By: Connor Lenahan

Today was the day my younger brother Chase graduated from Abington Heights High School. It’s just two days over a year since I did the same. He wasn’t the only one graduating that I failed to see walk across the stage today. Many of my closest friends wrapped up their time as Comets today. A list large enough that it would make more logical sense to simply publish the entire graduating class of 2014 than try and remember everyone off the top of my head.

Sadly, I was unable to attend the ceremony. And by “sadly” I mean happily, as I got to watch the United States defeat Ghana behind the opening minute goal of the 45th President of the United States Clint Dempsey.

Due to an ongoing contract dispute, the teachers of Abington Heights did not attend the ceremony. This left an open discussion for a guid dal of time about who would be stepping up as the commencement speaker. The choice ended up being my former writing teacher Mrs. Lartz. She’s an angel, so I have no problem with this choice. In fact, I love it.

I would be lying if I said I hadn’t thought about offering my services as a speaker. I had, many times. Despite the fact that I did in fact give a speech at my own graduation a year prior and I had only been away from the school a year, I felt as though I had wisdom to pass along to the students of Abington Heights.

So tonight, I decided that I’d give my commencement speech here. Without further ado, the comments I’d like to make to the Class of 2014.

Good evening ladies and gentlemen. If you have been a part of the Abington Heights community at all over the past decade and a half you have most likely encountered me at some point or another. I have most likely run over your toes with my wheelchair while making a mad dash to the nearest location of snacks. I would like to apologize for any damage I have caused, I was simply craving Twinkies.

My name is Connor Lenahan and one year ago I sat on this stage for my own graduation from Abington Heights. Many will remember that I was in my wheelchair for the ceremony due to a broken shin nine days before commencement.

I had made it my personal goal to walk across the stage at graduation from the time I entered middle school. I came tantalizingly close while falling just short of the goal last year. I can thankfully say now that my shin is stronger than ever before and I am able to walk tonight. It may not be the exact goal, but it’s certainly special.

I’ve spent the past year of my life away from Abington Heights in Boston, Massachusetts. I have loved every second of my time up north. I have just gone through the exact same scenario that the students in front of me are going to face in the coming months. My parents endured the challenges of sending their child away out of the home for the first time. Come August they will be sending two. This is a sentiment shared by just about every family here tonight.

I took a leap of faith by moving away from the family, friends, and community that supported me for my entire life as a Comet, and succeeded mightily. This is in large part to the school that you all are leaving today.
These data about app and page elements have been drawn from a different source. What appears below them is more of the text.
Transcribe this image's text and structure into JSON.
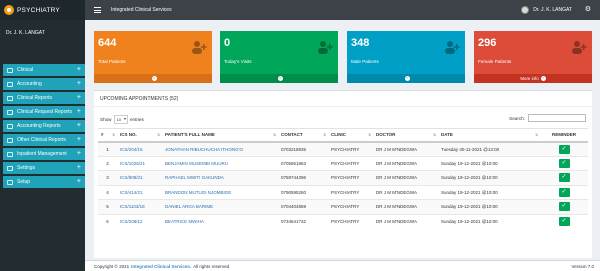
{
  "brand": {
    "name": "PSYCHIATRY"
  },
  "user": {
    "name": "Dr. J. K. LANGAT"
  },
  "header": {
    "title": "Integrated Clinical Services",
    "user_name": "Dr. J. K. LANGAT"
  },
  "sidebar": {
    "items": [
      {
        "label": "Clinical"
      },
      {
        "label": "Accounting"
      },
      {
        "label": "Clinical Reports"
      },
      {
        "label": "Clinical Request Reports"
      },
      {
        "label": "Accounting Reports"
      },
      {
        "label": "Other Clinical Reports"
      },
      {
        "label": "Inpatient Management"
      },
      {
        "label": "Settings"
      },
      {
        "label": "Setup"
      }
    ]
  },
  "stats": [
    {
      "value": "644",
      "label": "Total Patients",
      "color": "#f0821e",
      "foot_color": "#d87017",
      "foot_text": ""
    },
    {
      "value": "0",
      "label": "Today's Visits",
      "color": "#00a65a",
      "foot_color": "#008d4c",
      "foot_text": ""
    },
    {
      "value": "348",
      "label": "Male Patients",
      "color": "#00a0c6",
      "foot_color": "#0089aa",
      "foot_text": ""
    },
    {
      "value": "296",
      "label": "Female Patients",
      "color": "#dd4b39",
      "foot_color": "#c23321",
      "foot_text": "More info"
    }
  ],
  "appointments": {
    "title": "UPCOMING APPOINTMENTS (52)",
    "show_label": "Show",
    "show_value": "10",
    "entries_label": "entries",
    "search_label": "Search:",
    "columns": [
      "#",
      "ICS NO.",
      "PATIENT'S FULL NAME",
      "CONTACT",
      "CLINIC",
      "DOCTOR",
      "DATE",
      "REMINDER"
    ],
    "rows": [
      {
        "num": "1",
        "ics": "ICS/204/15",
        "name": "JONATHAN RIBUCHUCHA ITHONG'O",
        "contact": "0703218935",
        "clinic": "PSYCHIATRY",
        "doctor": "DR J M M'NDEGWA",
        "date": "Tuesday 30-11-2021 @13:00"
      },
      {
        "num": "2",
        "ics": "ICS/1026/21",
        "name": "BENJAMIN MUSEMBI MUURU",
        "contact": "0705861863",
        "clinic": "PSYCHIATRY",
        "doctor": "DR J M M'NDEGWA",
        "date": "Sunday 19-12-2021 @10:00"
      },
      {
        "num": "3",
        "ics": "ICS/808/21",
        "name": "RAPHAEL MWITI GAKUNDA",
        "contact": "0759744396",
        "clinic": "PSYCHIATRY",
        "doctor": "DR J M M'NDEGWA",
        "date": "Sunday 19-12-2021 @10:00"
      },
      {
        "num": "4",
        "ics": "ICS/414/21",
        "name": "BRANDON MUTUGI NJOMBIGE",
        "contact": "0790595260",
        "clinic": "PSYCHIATRY",
        "doctor": "DR J M M'NDEGWA",
        "date": "Sunday 19-12-2021 @10:00"
      },
      {
        "num": "5",
        "ics": "ICS/1103/18",
        "name": "DANIEL ARGA BARIME",
        "contact": "0704404859",
        "clinic": "PSYCHIATRY",
        "doctor": "DR J M M'NDEGWA",
        "date": "Sunday 19-12-2021 @10:00"
      },
      {
        "num": "6",
        "ics": "ICS/208/12",
        "name": "BEATRICE MWIHA",
        "contact": "0734641732",
        "clinic": "PSYCHIATRY",
        "doctor": "DR J M M'NDEGWA",
        "date": "Sunday 19-12-2021 @10:00"
      }
    ]
  },
  "footer": {
    "copyright": "Copyright © 2021",
    "brand_link": "Integrated Clinical Services.",
    "rights": "All rights reserved.",
    "version": "Version 7.0"
  }
}
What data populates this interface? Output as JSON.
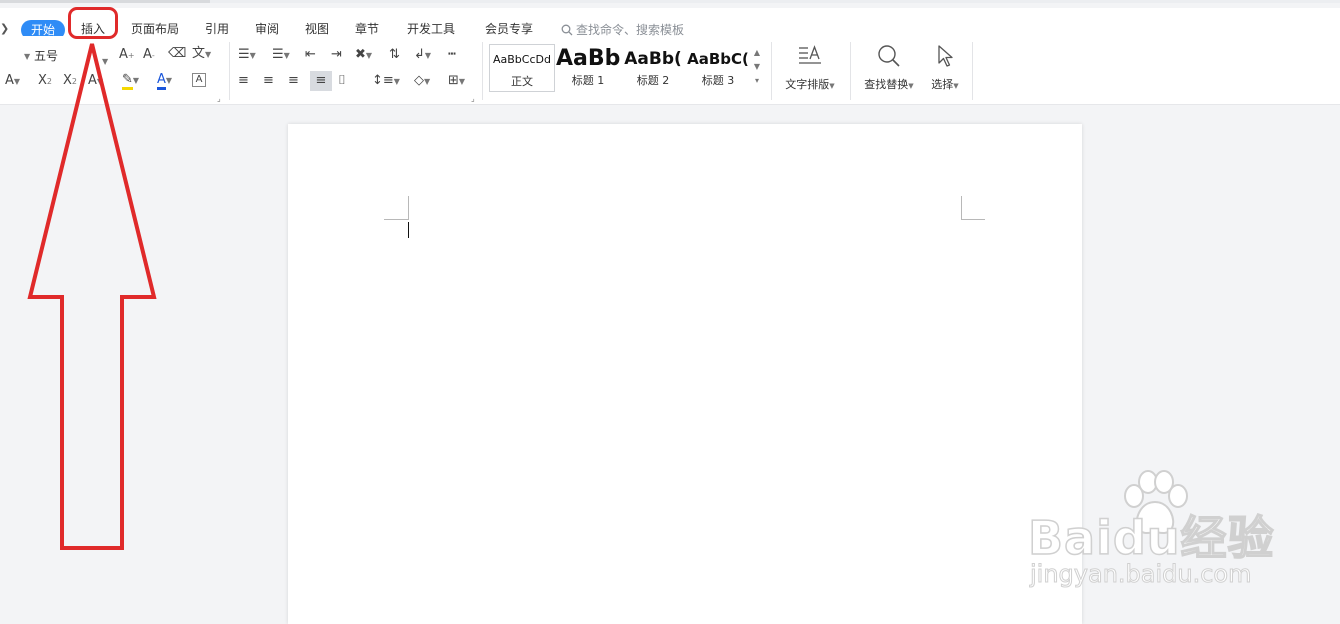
{
  "tabs": {
    "active": "开始",
    "insert": "插入",
    "page_layout": "页面布局",
    "references": "引用",
    "review": "审阅",
    "view": "视图",
    "chapter": "章节",
    "developer": "开发工具",
    "member": "会员专享"
  },
  "search": {
    "placeholder": "查找命令、搜索模板"
  },
  "ribbon": {
    "font_size": "五号",
    "styles": [
      {
        "sample": "AaBbCcDd",
        "label": "正文"
      },
      {
        "sample": "AaBb",
        "label": "标题 1"
      },
      {
        "sample": "AaBb(",
        "label": "标题 2"
      },
      {
        "sample": "AaBbC(",
        "label": "标题 3"
      }
    ],
    "text_layout": "文字排版",
    "find_replace": "查找替换",
    "select": "选择"
  },
  "watermark": {
    "brand_text": "Baidu经验",
    "url": "jingyan.baidu.com"
  },
  "colors": {
    "accent": "#2f8cf6",
    "annotation_red": "#e02a2a",
    "highlight_yellow": "#f5d800",
    "font_color_blue": "#1a56db"
  }
}
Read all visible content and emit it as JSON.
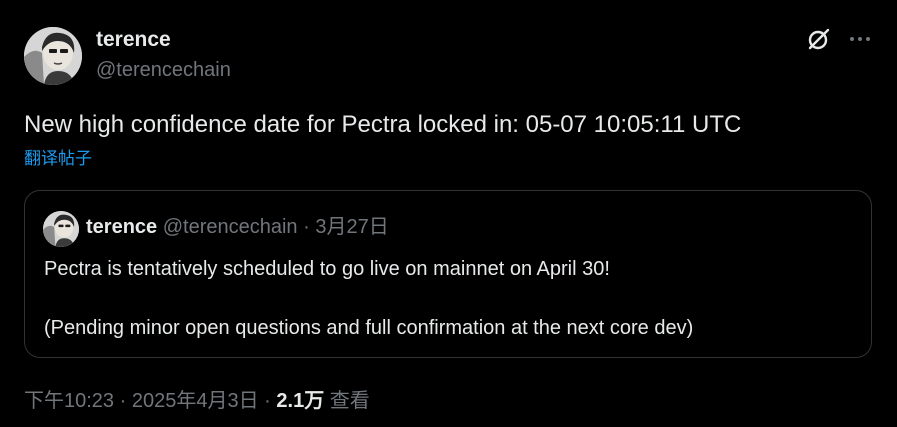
{
  "author": {
    "display_name": "terence",
    "handle": "@terencechain"
  },
  "header_icons": {
    "grok": "grok-icon",
    "more": "more-icon"
  },
  "tweet": {
    "text": "New high confidence date for Pectra locked in: 05-07 10:05:11 UTC",
    "translate_label": "翻译帖子"
  },
  "quoted_tweet": {
    "display_name": "terence",
    "handle": "@terencechain",
    "separator": "·",
    "date": "3月27日",
    "line1": "Pectra is tentatively scheduled to go live on mainnet on April 30!",
    "line2": "(Pending minor open questions and full confirmation at the next core dev)"
  },
  "meta": {
    "time": "下午10:23",
    "separator": "·",
    "date": "2025年4月3日",
    "views_count": "2.1万",
    "views_label": "查看"
  },
  "colors": {
    "background": "#000000",
    "text": "#e7e9ea",
    "muted": "#71767b",
    "link": "#1d9bf0",
    "border": "#2f3336"
  }
}
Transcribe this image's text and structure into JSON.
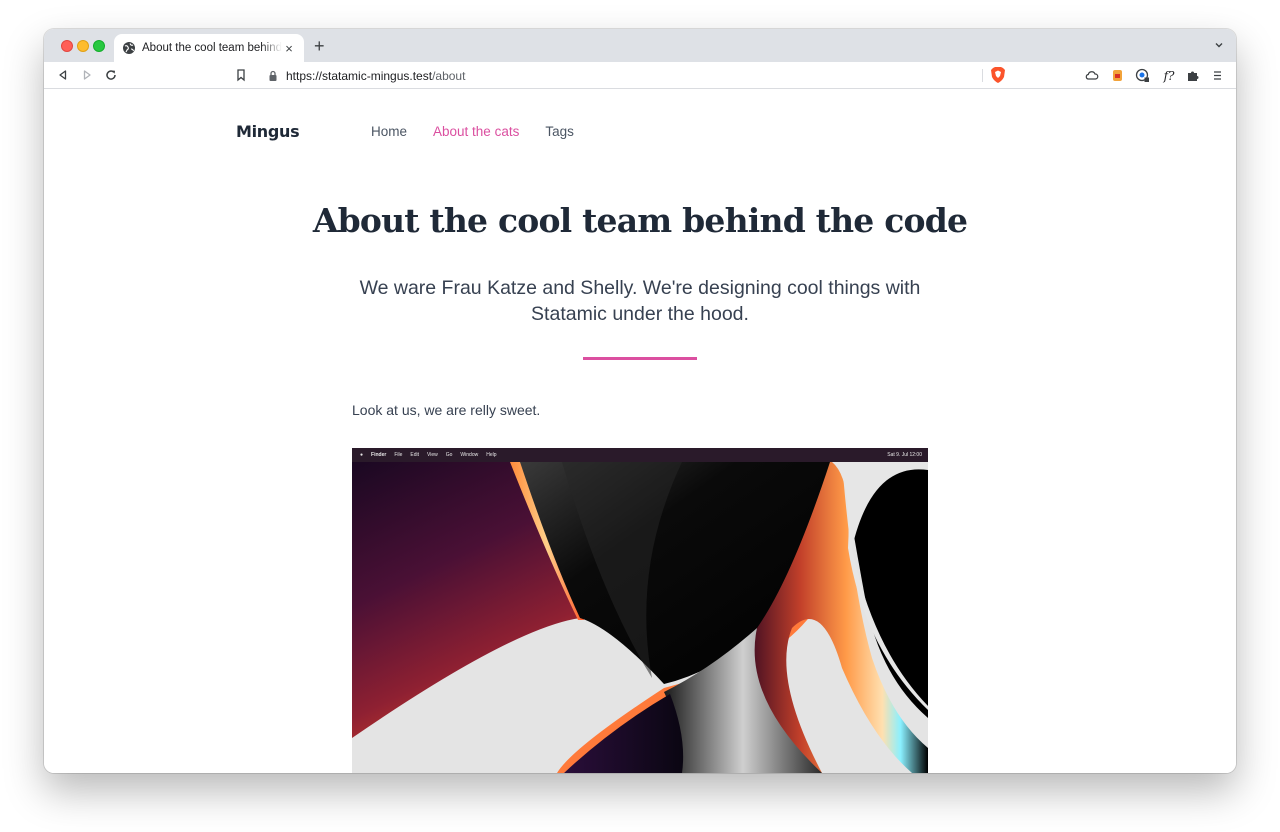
{
  "browser": {
    "tab_title": "About the cool team behind the code",
    "tab_close": "×",
    "new_tab": "+",
    "url_host": "https://statamic-mingus.test",
    "url_path": "/about",
    "ext_f_label": "f?"
  },
  "site": {
    "logo": "Mingus",
    "nav": [
      {
        "label": "Home",
        "active": false
      },
      {
        "label": "About the cats",
        "active": true
      },
      {
        "label": "Tags",
        "active": false
      }
    ],
    "accent": "#db4fa0"
  },
  "content": {
    "title": "About the cool team behind the code",
    "subtitle": "We ware Frau Katze and Shelly. We're designing cool things with Statamic under the hood.",
    "body": "Look at us, we are relly sweet."
  },
  "screenshot": {
    "menubar": [
      "Finder",
      "File",
      "Edit",
      "View",
      "Go",
      "Window",
      "Help"
    ],
    "clock": "Sat 9. Jul 12:00"
  }
}
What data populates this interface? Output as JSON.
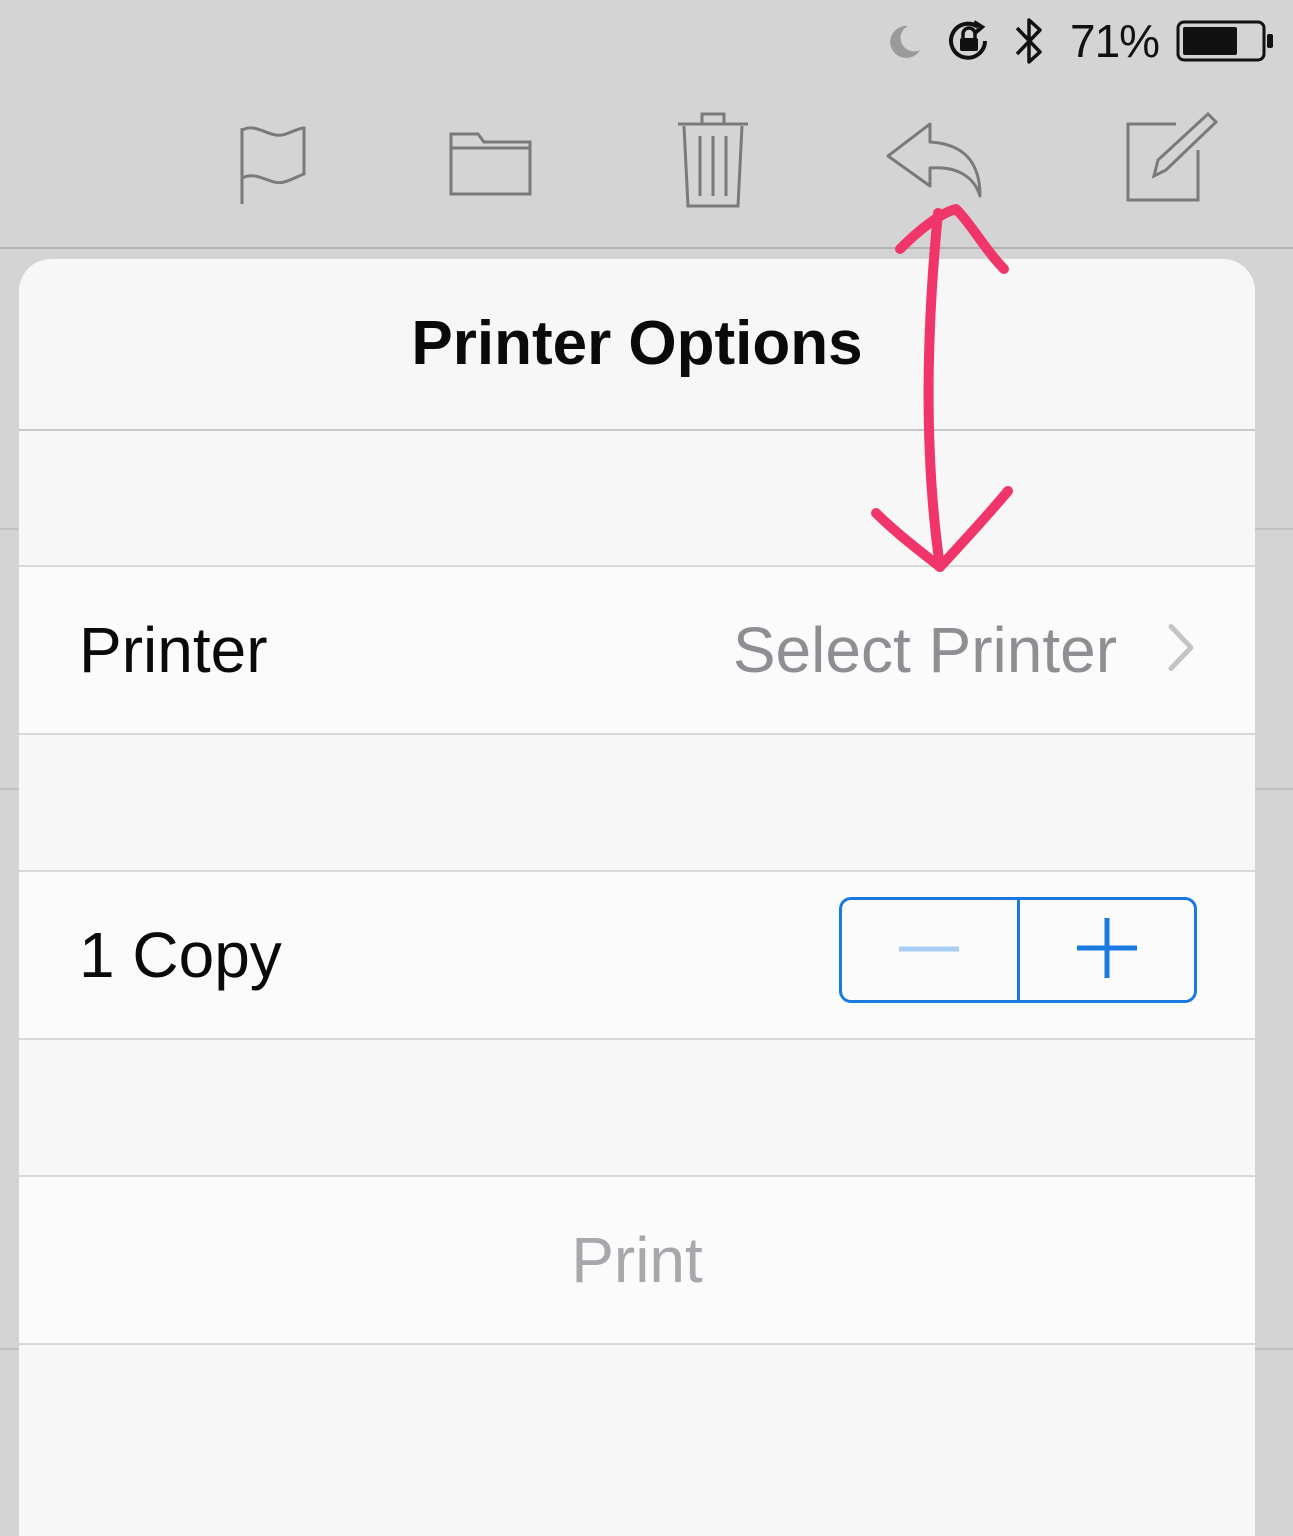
{
  "status_bar": {
    "battery_percent": "71%",
    "battery_level": 0.71,
    "icons": [
      "moon-icon",
      "rotation-lock-icon",
      "bluetooth-icon",
      "battery-icon"
    ]
  },
  "toolbar": {
    "icons": [
      "flag-icon",
      "folder-icon",
      "trash-icon",
      "reply-icon",
      "compose-icon"
    ]
  },
  "popover": {
    "title": "Printer Options",
    "printer_row": {
      "label": "Printer",
      "value": "Select Printer"
    },
    "copies_row": {
      "label": "1 Copy",
      "copies": 1
    },
    "print_button": "Print"
  },
  "colors": {
    "accent": "#1a7ae0",
    "annotation": "#f0356a",
    "secondary_text": "#8e8e93",
    "disabled_text": "#a8a8ac"
  }
}
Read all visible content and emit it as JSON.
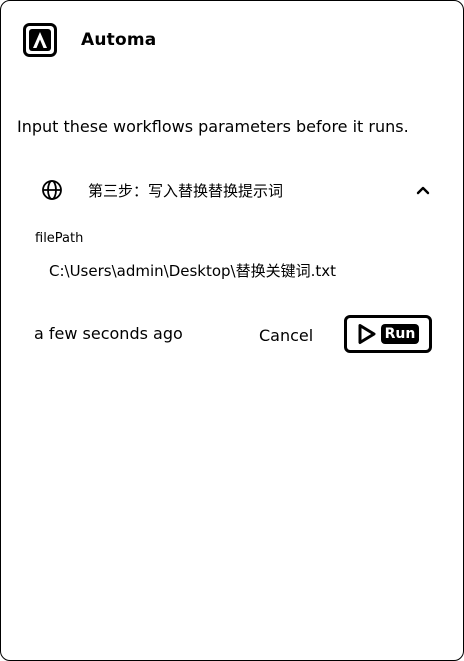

For as much as it is annoying, tedious, and tiring, Abington Heights will forever be one of the best things to ever happen to you. Having compared my experiences against that of thousands of kids from around the country I can promise you that this school has done everything in it’s power to get you prepared for life on your own. You will succeed on the next level, Abington has made sure of it.

The level at which you succeed is up to you. The message I’d like to pass along to the graduates of the Class of 2014 is simple. Get used to change. Nothing will ever follow the plan you set out. And this is a far better thing than you think it is.

I was set to jog my way up to Mrs. Murray last year to grab my diploma. I did not get a chance to do that. Instead I was back to the wheelchair I have fought my way out of plenty of times. My plans changed significantly. By being willing to accept the change and continue to push forward I was able to have a flawless freshman year and change my life forever. You can do the exact same.

You are about to move out of your home into a brand new world. You are going to be taking classes that you will have never heard of. You will no longer be around the same people you’ve known since your infancy. These are just a few changes you will encounter.

Changer will define your life for the next few months. Years even. You will change your personality. You might change your major. You will change your entire life. This is an amazing thing.

No one knows who they are at 17 or 18 years old. I’m turning 20 in August and I’m a globally different person than I was at 17. I’m also happier.

Take chances. Talk to people. Have the initiative to get your name into the world. Listen to new music. Watch new shows. Eat new flavors of Oreos. Do not be afraid of the changes. Let them in. Let your life and mind grow and evolve. I’m proof that this is a successful strategy.

I want to take a second to thank the community of Abington Heights for giving me the confidence to do anything I want to do with my life. It’s a large reason that I can live my dream that I know there are hundreds of people back home in Clarks Summit behind me. They’re behind you too. Make them proud.

Anything can happen to you in the future. I’m excited to see where all of you go and who you all become. I hope you are as well.

Ladies and gentlemen I thank you for your time and attention. Graduates, I thank you all for your kindness and support over the past few years. Again, you are the reason I have been able to become the man I have always wanted to be. I hope that I can help you all get there too. Thank you and congratulations.

Connor Lenahan (@ConnorLenahan) is a sophomore at Boston University, majoring in journalism.